Search the records for "amount". Copy every line where it appears.

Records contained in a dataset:
━━━

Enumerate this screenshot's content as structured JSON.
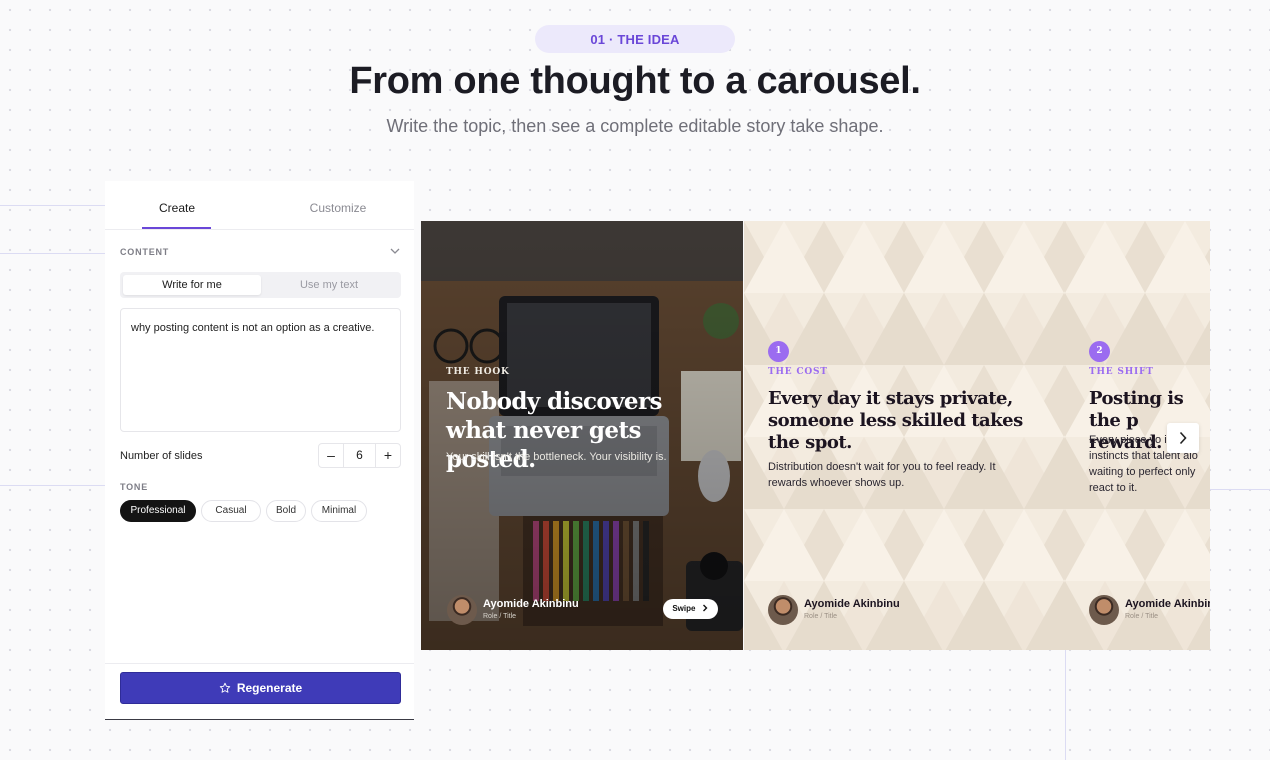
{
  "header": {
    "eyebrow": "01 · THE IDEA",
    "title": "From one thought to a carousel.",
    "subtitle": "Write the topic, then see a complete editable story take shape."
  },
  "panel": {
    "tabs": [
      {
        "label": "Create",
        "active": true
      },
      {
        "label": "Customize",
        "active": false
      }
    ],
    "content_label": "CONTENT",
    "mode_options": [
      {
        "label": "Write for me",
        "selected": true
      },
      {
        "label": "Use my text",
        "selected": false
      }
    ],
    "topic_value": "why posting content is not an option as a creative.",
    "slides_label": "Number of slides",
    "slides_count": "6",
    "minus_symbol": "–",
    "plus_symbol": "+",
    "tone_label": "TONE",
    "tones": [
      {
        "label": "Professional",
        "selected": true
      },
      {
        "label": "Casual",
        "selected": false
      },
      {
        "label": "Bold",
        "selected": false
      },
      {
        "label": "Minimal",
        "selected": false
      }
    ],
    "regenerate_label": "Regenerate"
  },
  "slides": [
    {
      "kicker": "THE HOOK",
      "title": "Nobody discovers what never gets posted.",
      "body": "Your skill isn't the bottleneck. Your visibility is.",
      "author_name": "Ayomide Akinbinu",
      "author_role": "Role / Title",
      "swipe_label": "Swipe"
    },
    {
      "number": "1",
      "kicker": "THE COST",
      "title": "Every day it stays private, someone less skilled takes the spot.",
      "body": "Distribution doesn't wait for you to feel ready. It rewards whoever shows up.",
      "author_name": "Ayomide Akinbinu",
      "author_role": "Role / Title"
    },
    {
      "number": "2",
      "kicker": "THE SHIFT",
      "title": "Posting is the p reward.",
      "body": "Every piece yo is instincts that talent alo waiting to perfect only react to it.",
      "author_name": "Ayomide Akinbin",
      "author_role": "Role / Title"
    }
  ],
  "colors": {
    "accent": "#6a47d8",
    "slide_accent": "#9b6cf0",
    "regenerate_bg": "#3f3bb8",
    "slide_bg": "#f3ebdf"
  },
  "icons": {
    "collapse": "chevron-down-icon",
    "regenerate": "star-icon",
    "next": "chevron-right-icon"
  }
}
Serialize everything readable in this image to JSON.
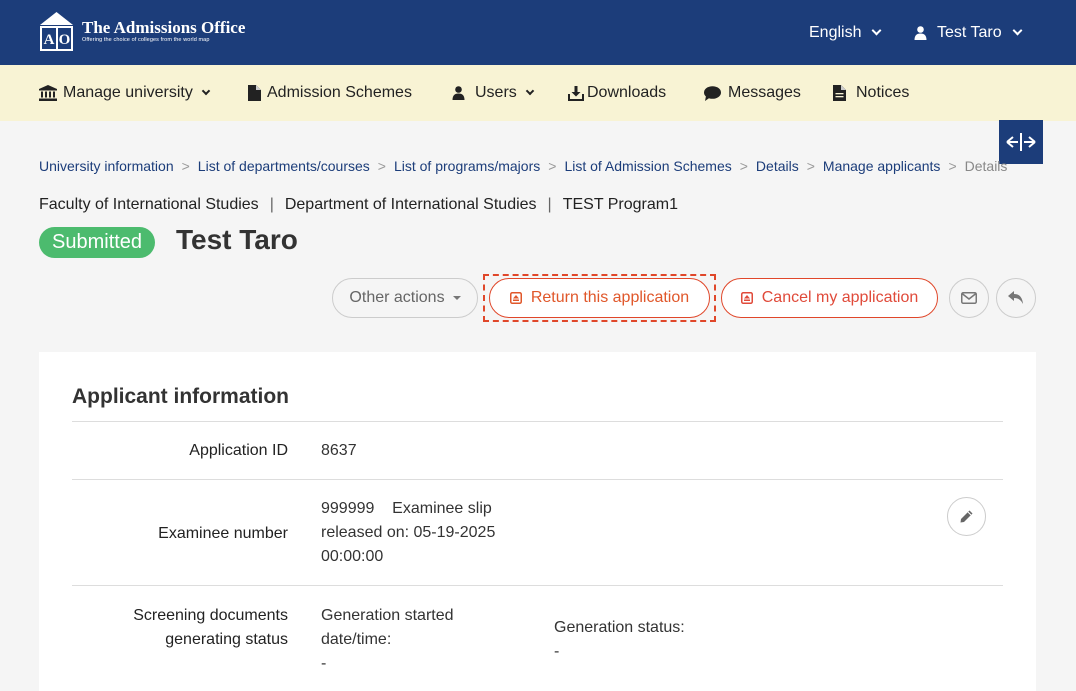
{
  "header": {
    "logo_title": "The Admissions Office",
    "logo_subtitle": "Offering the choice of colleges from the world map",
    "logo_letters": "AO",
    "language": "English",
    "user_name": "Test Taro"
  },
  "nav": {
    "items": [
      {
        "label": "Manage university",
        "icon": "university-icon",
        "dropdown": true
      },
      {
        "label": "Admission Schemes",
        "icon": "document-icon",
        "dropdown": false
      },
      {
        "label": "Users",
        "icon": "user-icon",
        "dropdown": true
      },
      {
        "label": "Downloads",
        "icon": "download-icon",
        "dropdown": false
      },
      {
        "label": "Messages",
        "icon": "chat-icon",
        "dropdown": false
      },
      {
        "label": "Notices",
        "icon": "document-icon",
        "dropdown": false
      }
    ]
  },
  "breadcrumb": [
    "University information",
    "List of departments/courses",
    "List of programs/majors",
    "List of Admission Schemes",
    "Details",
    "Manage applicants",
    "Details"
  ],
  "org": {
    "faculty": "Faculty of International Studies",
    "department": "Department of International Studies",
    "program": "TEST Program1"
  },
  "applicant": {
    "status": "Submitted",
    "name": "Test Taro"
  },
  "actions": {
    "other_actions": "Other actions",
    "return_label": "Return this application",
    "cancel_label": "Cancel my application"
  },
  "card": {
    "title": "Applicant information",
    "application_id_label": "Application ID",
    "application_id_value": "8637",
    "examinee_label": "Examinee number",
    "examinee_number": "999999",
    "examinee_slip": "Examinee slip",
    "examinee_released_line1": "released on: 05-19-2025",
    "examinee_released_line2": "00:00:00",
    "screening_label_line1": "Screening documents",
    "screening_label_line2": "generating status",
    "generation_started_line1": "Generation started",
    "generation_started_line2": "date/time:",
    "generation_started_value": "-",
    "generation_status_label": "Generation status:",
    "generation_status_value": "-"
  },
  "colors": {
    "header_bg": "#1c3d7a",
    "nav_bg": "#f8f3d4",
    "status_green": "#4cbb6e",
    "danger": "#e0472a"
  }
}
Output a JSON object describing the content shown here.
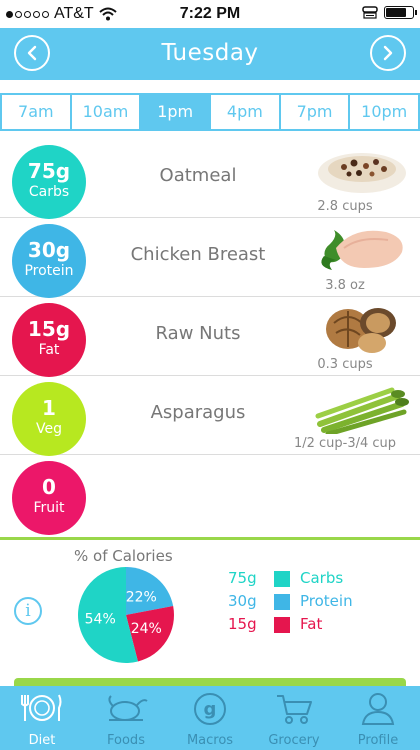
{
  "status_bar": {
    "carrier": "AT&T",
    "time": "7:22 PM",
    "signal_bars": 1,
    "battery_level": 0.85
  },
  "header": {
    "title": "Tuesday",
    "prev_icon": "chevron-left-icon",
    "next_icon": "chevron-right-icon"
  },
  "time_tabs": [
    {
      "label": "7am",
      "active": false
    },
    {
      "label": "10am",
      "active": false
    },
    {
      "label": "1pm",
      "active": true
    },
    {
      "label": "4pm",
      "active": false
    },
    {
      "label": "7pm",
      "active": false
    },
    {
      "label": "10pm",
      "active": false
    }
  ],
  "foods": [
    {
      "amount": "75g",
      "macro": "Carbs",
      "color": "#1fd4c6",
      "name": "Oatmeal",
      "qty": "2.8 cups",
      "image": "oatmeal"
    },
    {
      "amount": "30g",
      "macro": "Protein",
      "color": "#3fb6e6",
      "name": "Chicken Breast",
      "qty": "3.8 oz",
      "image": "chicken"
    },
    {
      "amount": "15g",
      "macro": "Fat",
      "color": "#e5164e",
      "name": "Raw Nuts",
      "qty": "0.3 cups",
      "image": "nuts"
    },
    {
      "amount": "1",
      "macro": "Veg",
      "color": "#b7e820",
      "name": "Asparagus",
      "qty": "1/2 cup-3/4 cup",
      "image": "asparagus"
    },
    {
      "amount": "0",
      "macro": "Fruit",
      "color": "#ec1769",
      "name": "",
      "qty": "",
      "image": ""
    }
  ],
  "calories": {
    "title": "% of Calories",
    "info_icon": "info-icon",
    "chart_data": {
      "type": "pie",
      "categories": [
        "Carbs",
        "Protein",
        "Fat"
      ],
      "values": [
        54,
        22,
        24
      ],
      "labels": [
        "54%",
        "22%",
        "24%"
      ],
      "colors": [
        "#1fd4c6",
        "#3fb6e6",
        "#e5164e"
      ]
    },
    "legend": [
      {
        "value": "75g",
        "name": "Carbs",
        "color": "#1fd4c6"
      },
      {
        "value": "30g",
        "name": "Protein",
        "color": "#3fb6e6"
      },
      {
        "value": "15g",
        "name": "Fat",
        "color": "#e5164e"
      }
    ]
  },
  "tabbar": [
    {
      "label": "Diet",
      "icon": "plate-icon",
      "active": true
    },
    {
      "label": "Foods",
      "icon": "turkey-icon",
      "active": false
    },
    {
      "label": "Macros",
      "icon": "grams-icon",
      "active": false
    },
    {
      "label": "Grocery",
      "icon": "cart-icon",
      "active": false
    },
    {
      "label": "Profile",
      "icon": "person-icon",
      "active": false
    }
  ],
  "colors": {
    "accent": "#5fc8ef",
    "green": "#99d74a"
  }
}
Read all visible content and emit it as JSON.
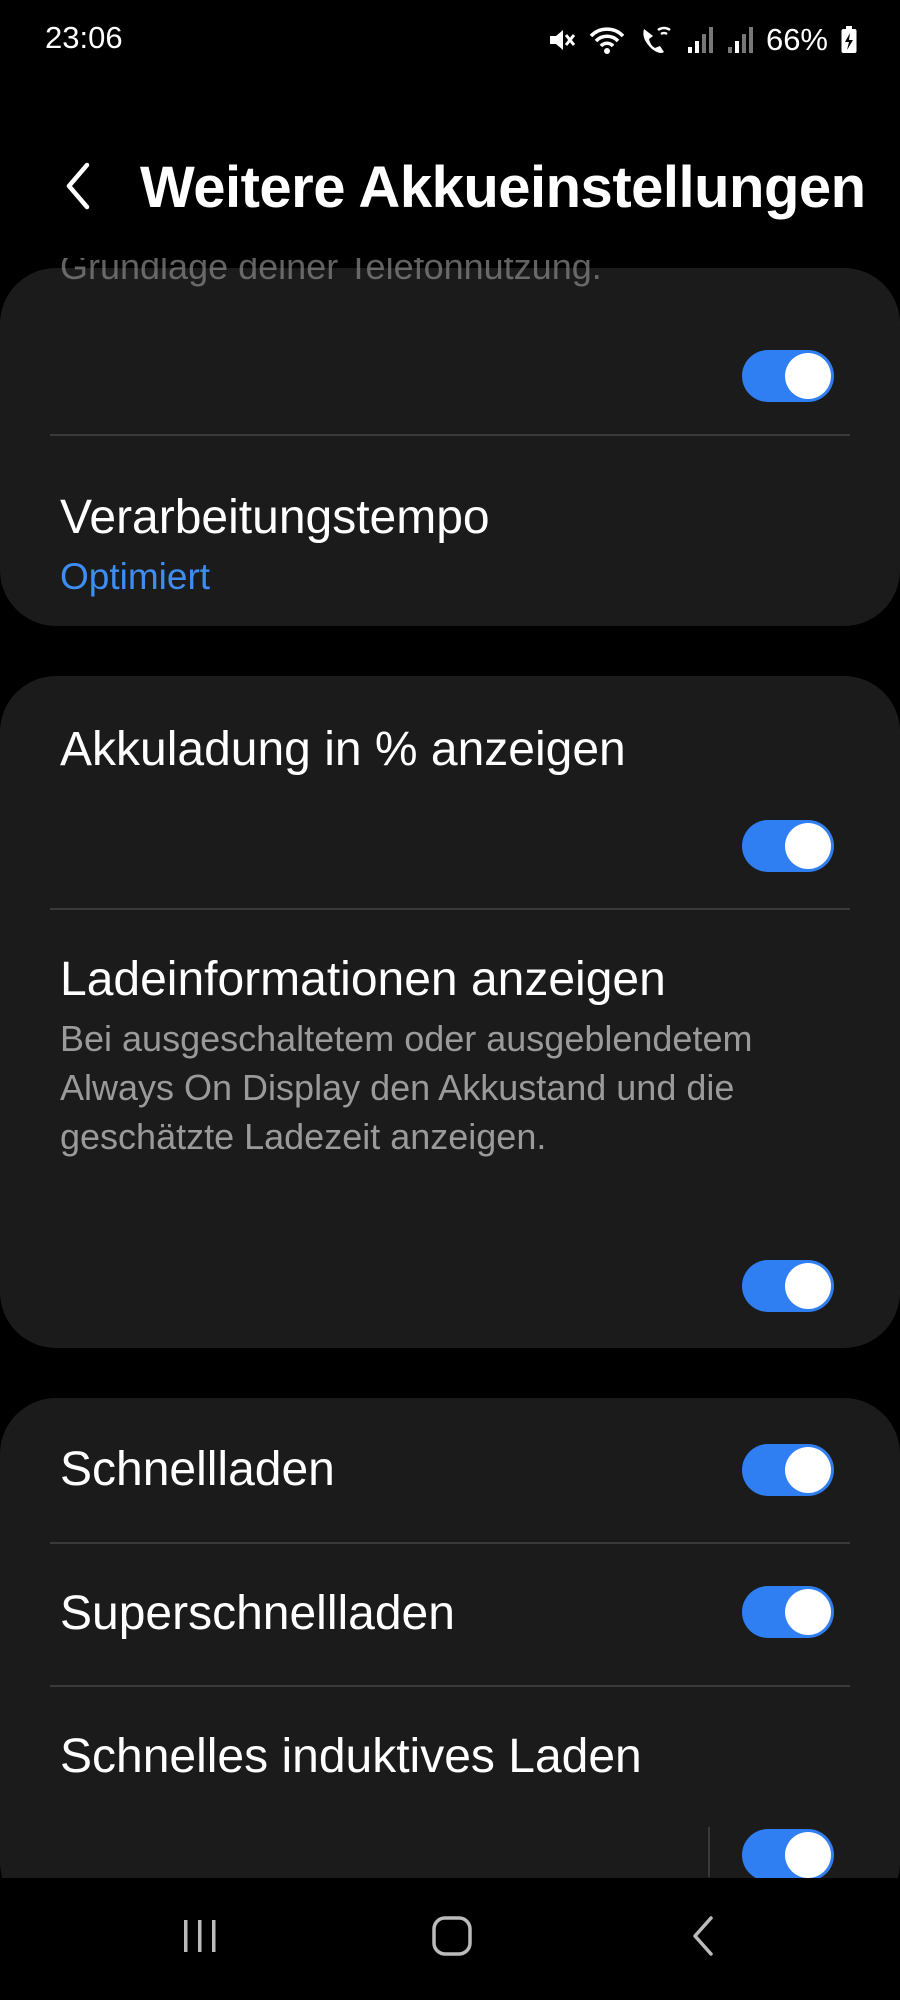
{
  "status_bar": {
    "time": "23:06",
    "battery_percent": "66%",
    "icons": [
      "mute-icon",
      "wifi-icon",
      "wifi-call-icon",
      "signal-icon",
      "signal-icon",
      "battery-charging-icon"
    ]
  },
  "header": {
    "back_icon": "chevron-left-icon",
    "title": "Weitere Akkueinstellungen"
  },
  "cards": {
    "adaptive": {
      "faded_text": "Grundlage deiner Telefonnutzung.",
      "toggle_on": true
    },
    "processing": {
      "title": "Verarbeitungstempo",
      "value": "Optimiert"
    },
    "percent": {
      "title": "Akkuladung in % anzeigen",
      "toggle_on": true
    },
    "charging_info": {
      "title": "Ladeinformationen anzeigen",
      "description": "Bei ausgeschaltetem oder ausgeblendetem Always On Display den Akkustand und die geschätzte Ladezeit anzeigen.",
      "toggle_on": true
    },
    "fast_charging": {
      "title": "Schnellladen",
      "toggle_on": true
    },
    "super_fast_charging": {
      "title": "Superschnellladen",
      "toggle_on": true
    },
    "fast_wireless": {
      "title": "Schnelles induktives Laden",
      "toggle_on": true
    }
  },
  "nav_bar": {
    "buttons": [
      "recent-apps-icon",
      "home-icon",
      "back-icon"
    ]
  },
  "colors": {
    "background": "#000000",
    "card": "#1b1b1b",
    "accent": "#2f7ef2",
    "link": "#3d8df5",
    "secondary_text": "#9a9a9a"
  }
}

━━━

• [Solution for this exercise]:
      "amount": "75g",
      "amount": "30g",
      "amount": "15g",
      "amount": "1",
      "amount": "0",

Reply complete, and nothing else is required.